  11. ^ Macleod, Jock; Christie, William; Denney, Peter (20 December 2019). Politics and Emotions in Romantic Periodicals. Springer Nature. p. 221. ISBN 978-3-030-32467-4.
  12. ^ Wilson, Effingham (1831). New, useful & valuable books, published by Effingham Wilson. p. 1.
  13. ^ Ingelhart, Louis E. (17 September 1998). Press and Speech Freedoms in the World, from Antiquity Until 1998: A Chronology. Greenwood Publishing Group. p. 259 note 80. ISBN 978-0-313-30851-2.
  14. ^ Hill, Rosamond Davenport; Hill, Florence Davenport (1878). The Recorder of Birmingham: A Memoir of Matthew Davenport Hill : with Selections from His Correspondence. Macmillan. p. 55.
  15. ^ Moore (of Liverpool.) (1822). Remarks on the consumption of public wealth by the clergy of every Christian nation, and particularly by the Established Church in England and Wales, and in Ireland; with a plan for altering its revenues, subject to existing interests, etc. By - Moore, of Liverpool. Effingham Wilson.
  16. ^ Thackeray, Francis (1823). Some Observations upon a pamphlet entitled, "Remarks on the consumption of Public Wealth by the Clergy of every Christian Nation"; and also upon an attack in the 74th Number of the Edinburgh Review upon the Church of England ... the whole being supplementary to "A Defence of the Clergy of the Church of England.".
  17. ^ Bentham, Jeremy (1828). A Fragment on Government; Being an Examination of what is Delivered on the Subject of Government in General, in the Introduction to Sir W. Blackstone's Commentaries: with a Preface, in which is Given a Critique on the Work at Large. By J. Bentham. London: W. Pickering & E. Wilson.
  18. ^ Marshall, Peter H. (1 January 1984). William Godwin. Yale University Press. p. 371. ISBN 978-0-300-10544-5.
  19. ^ "WPHP: Effingham Wilson [Royal Exchange]". womensprinthistoryproject.com.
  20. ^ "Three poems not included in the works of Lord Byron - Library | University of Leeds". explore.library.leeds.ac.uk.
  21. ^ a b Tennyson, Alfred Tennyson Baron (1981). The Letters of Alfred Lord Tennyson: 1821-1850. Vol. I. Harvard University Press. p. 44 notes.
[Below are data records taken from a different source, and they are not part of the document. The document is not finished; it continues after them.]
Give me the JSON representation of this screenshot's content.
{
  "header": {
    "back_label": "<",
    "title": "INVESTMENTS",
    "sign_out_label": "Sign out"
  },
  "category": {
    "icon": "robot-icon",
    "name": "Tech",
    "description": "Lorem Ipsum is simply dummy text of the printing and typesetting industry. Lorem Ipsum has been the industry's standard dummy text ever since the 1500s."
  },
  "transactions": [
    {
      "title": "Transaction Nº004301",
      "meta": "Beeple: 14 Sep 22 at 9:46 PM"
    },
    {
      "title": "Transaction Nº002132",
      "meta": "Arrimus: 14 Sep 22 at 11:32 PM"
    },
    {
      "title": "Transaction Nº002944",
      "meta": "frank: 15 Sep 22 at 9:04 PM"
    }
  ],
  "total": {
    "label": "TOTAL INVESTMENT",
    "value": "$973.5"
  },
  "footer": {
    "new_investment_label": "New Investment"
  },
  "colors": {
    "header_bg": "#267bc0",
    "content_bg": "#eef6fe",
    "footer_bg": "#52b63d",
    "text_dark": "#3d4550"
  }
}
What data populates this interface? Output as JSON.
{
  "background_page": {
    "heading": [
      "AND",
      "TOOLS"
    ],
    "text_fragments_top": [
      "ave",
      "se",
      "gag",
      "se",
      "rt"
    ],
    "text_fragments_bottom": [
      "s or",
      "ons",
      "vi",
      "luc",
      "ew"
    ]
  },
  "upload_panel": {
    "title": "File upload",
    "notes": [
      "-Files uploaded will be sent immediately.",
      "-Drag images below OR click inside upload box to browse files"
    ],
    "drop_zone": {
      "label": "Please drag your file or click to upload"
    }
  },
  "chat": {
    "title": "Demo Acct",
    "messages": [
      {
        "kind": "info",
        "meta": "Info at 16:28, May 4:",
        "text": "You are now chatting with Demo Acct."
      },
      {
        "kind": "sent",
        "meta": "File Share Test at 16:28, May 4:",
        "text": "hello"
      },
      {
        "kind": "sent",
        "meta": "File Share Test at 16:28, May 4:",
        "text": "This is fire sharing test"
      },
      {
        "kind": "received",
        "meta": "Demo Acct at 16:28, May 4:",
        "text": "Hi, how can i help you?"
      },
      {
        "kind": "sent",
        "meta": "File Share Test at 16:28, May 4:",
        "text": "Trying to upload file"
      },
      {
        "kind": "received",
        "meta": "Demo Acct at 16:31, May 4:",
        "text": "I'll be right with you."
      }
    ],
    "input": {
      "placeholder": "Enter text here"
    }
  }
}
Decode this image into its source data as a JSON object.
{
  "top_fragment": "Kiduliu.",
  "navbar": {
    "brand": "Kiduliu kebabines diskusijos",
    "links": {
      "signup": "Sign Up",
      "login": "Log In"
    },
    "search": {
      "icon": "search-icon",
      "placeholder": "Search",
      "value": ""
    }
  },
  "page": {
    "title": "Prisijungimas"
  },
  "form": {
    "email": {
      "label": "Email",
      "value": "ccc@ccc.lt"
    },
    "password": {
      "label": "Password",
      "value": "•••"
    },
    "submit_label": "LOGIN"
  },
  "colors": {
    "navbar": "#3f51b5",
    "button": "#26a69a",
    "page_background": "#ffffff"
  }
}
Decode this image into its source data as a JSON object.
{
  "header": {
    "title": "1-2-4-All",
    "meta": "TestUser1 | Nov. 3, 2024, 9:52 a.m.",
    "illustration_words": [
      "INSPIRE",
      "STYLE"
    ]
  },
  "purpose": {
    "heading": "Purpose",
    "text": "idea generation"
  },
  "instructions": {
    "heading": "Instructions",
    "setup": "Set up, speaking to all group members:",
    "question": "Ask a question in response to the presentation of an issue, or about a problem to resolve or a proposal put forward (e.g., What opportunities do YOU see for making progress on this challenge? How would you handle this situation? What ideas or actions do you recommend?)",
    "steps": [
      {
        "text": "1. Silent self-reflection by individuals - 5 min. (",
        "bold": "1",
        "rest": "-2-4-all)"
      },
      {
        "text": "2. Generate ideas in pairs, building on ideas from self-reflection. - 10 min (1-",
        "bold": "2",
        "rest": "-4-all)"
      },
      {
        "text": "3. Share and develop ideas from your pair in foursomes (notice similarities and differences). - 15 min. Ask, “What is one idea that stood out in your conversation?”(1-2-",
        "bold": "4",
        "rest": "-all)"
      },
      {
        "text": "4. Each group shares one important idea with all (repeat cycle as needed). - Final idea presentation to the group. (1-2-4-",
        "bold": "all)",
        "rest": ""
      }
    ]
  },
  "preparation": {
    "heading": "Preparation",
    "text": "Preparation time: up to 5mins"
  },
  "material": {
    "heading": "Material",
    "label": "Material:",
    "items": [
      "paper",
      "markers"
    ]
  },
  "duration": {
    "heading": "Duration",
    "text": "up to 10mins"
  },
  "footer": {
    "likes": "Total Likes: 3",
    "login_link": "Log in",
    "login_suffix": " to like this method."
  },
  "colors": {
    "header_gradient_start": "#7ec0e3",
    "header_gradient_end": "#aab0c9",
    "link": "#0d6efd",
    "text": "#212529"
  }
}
ISBN 978-0-674-52583-2.
  22. ^ Martin, Robert Bernard (1983). Tennyson: The Unquiet Heart. Faber & Faber. pp. 102–103. ISBN 978-0-571-11842-7.
  23. ^ "Publisher: Saunders and Otley". www.victorianresearch.org.
  24. ^ Finlayson, Iain (2004). Browning: A Private Life. HarperCollins. pp. 82–83. ISBN 978-0-00-255507-4.
  25. ^ The Photographic Experience, 1839Ð1914: Images and Attitudes. Penn State Press. p. 328. ISBN 978-0-271-04449-1.
  26. ^ Topp, Chester W. (1999). Victorian Yellowbacks & Paperbacks, 1849-1905. Hermitage Antiquarian Bookshop. p. 207. ISBN 978-0-9633920-3-9.
  27. ^ In memory of Effingham Wilson
  28. ^ In memory of Effingham Wilson
  29. ^ a b The Letters of Alfred Lord Tennyson: 1821-1850 By Baron Alfred Tennyson Tennyson, Cecil Y. Lang, Edgar Finley Shannon, p44
  30. ^ Additional letters of John Stuart Mill By John Stuart Mill, Marion Filipiu, p23
  31. ^ Worms, Laurence. "Wilson, Effingham (1785–1868)". Oxford Dictionary of National Biography (online ed.). Oxford University Press. doi:10.1093/ref:odnb/38136. (Subscription or UK public library membership required.)
  32. ^ a b Bleiler, Richard (2011). "William Wilson: The Creator of "Science-Fiction."". Science Fiction Studies. 38 (3): 562–564. doi:10.5621/sciefictstud.38.3.0562. ISSN 0091-7729. JSTOR 10.5621/sciefictstud.38.3.0562.
  33. ^ Reilly, Catherine (1 January 2000). Mid-Victorian Poetry, 1860–1879. A&C Black. p. 502. ISBN 9780720123180. Retrieved 26 February 2018.
  34. ^ Buckingham, James Silk; Sterling, John; Maurice, Frederick Denison; Stebbing, Henry; Dilke, Charles Wentworth; Hervey, Thomas Kibble; Dixon, William Hepworth; Maccoll, Norman; Rendall, Vernon Horace; Murry, John Middleton (1860). Athenaeum: London Literary and Critical Journal. J. Francis. p. 543.
  35. ^ "SFE: Wilson, William". sf-encyclopedia.com.

Further reading